--- DATA EXCERPTS Enclosed Below ---

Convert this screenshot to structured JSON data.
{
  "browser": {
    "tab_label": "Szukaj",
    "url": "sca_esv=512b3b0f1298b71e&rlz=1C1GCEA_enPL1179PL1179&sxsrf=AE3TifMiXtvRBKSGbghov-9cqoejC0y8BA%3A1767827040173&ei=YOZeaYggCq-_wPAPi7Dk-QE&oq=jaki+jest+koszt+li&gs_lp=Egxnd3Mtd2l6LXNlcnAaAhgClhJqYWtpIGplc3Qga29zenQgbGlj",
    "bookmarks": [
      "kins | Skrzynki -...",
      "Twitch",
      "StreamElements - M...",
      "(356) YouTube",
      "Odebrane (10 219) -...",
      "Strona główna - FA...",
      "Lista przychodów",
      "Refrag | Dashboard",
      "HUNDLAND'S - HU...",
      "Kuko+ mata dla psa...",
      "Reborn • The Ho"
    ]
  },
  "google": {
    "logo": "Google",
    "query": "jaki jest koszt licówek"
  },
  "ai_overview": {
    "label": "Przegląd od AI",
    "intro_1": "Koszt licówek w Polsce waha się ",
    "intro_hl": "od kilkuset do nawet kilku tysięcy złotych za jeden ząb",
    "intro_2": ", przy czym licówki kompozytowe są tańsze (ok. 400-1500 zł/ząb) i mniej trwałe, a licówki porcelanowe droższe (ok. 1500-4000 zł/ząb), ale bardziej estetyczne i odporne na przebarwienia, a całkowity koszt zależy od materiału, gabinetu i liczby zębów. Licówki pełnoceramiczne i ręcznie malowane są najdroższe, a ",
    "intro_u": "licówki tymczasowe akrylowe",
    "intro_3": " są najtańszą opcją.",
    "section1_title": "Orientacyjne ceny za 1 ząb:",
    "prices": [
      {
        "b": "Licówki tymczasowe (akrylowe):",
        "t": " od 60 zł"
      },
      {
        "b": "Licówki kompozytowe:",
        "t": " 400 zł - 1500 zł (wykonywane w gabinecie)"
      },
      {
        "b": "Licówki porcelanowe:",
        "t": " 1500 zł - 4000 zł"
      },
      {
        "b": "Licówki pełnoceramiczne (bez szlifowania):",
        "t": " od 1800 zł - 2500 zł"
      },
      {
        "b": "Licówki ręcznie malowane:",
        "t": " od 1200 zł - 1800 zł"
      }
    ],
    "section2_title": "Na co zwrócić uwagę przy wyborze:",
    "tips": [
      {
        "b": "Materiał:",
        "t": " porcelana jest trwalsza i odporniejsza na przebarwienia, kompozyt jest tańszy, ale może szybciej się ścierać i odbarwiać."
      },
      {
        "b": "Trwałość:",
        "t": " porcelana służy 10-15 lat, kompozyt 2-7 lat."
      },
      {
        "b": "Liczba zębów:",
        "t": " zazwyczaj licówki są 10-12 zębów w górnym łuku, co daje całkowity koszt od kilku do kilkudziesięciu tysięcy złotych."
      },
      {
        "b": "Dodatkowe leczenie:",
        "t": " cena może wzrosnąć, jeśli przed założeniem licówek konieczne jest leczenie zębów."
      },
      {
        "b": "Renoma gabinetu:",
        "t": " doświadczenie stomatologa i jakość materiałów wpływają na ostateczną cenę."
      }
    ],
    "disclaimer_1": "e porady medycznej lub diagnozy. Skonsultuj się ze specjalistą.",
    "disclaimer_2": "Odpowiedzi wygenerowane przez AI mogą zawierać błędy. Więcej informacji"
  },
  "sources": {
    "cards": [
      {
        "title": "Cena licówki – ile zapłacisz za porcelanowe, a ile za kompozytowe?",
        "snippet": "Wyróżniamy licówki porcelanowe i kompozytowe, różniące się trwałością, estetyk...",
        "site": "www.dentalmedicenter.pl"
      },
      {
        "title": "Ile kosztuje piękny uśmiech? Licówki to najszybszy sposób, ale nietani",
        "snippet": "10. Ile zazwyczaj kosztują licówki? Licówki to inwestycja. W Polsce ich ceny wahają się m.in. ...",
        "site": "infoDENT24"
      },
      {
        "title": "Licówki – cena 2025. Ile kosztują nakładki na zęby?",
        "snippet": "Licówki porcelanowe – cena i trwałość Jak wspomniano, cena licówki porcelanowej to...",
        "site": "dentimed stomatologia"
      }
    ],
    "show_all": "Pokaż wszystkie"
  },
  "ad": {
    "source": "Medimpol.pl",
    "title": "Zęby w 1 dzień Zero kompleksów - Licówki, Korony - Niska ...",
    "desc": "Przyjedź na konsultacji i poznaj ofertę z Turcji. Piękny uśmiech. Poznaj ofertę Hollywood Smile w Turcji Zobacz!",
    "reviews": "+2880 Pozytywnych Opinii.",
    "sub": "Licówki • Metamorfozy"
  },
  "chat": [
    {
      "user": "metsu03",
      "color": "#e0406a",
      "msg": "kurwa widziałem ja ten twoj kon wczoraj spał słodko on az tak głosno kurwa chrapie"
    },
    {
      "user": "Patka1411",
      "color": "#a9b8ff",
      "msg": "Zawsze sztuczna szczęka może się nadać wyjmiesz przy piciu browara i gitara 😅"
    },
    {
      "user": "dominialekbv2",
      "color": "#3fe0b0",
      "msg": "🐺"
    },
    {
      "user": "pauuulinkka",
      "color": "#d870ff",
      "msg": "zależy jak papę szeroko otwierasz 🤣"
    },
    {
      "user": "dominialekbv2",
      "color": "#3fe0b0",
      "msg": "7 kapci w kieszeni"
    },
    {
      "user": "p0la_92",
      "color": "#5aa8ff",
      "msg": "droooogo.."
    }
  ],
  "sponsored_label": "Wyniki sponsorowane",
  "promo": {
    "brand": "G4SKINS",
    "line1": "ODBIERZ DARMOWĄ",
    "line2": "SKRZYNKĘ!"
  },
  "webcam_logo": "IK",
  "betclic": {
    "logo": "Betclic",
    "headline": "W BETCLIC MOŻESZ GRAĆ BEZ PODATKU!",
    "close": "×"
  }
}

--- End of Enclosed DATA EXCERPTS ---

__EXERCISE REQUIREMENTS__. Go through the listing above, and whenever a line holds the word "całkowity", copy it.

__TASK ANSWER__.
    "intro_2": ", przy czym licówki kompozytowe są tańsze (ok. 400-1500 zł/ząb) i mniej trwałe, a licówki porcelanowe droższe (ok. 1500-4000 zł/ząb), ale bardziej estetyczne i odporne na przebarwienia, a całkowity koszt zależy od materiału, gabinetu i liczby zębów. Licówki pełnoceramiczne i ręcznie malowane są najdroższe, a ",
        "t": " zazwyczaj licówki są 10-12 zębów w górnym łuku, co daje całkowity koszt od kilku do kilkudziesięciu tysięcy złotych."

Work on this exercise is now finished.